▶ [WHAT TO DO]: Which lines of the data contain the string "title"? Copy every one of them.

▶ [Items from an interface collection]:
━━━━━━━━

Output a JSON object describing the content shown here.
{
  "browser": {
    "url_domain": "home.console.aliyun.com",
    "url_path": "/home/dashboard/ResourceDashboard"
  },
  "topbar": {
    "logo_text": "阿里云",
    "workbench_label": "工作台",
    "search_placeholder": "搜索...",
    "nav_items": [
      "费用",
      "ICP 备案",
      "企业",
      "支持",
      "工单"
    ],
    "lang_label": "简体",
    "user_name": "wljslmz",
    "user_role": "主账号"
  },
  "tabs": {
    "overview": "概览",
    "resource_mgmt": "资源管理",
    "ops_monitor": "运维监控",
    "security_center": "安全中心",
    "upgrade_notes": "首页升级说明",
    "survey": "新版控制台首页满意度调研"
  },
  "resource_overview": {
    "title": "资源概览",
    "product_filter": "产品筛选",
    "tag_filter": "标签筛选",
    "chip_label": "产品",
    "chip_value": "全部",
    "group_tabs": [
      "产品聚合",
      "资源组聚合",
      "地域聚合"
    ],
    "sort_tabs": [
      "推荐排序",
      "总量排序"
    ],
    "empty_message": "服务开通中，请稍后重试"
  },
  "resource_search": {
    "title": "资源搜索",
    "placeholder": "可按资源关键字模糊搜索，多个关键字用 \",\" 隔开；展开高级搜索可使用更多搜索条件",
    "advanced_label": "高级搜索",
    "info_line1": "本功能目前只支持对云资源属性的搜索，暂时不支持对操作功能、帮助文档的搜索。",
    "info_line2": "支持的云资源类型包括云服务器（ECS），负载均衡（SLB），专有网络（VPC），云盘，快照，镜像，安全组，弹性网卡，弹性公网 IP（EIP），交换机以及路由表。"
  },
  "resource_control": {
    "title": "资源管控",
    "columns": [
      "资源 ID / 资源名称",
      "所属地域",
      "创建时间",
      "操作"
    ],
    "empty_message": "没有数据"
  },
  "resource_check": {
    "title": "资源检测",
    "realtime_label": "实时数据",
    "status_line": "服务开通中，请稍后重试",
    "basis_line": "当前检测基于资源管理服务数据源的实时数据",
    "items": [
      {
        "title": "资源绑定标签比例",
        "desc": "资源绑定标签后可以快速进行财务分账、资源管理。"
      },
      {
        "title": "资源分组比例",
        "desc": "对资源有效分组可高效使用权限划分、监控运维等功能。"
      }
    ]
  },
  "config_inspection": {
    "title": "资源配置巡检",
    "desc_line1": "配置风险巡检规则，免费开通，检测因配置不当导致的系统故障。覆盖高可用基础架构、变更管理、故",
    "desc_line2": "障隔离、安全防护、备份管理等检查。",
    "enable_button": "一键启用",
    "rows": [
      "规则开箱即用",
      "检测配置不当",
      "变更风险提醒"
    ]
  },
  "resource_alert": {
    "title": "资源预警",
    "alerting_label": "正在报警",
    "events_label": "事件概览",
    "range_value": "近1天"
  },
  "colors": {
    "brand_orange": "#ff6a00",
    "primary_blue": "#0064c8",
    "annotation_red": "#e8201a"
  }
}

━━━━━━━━

▶ [SOLUTION]:
    "title": "资源概览",
    "title": "资源搜索",
    "title": "资源管控",
    "title": "资源检测",
        "title": "资源绑定标签比例",
        "title": "资源分组比例",
    "title": "资源配置巡检",
    "title": "资源预警",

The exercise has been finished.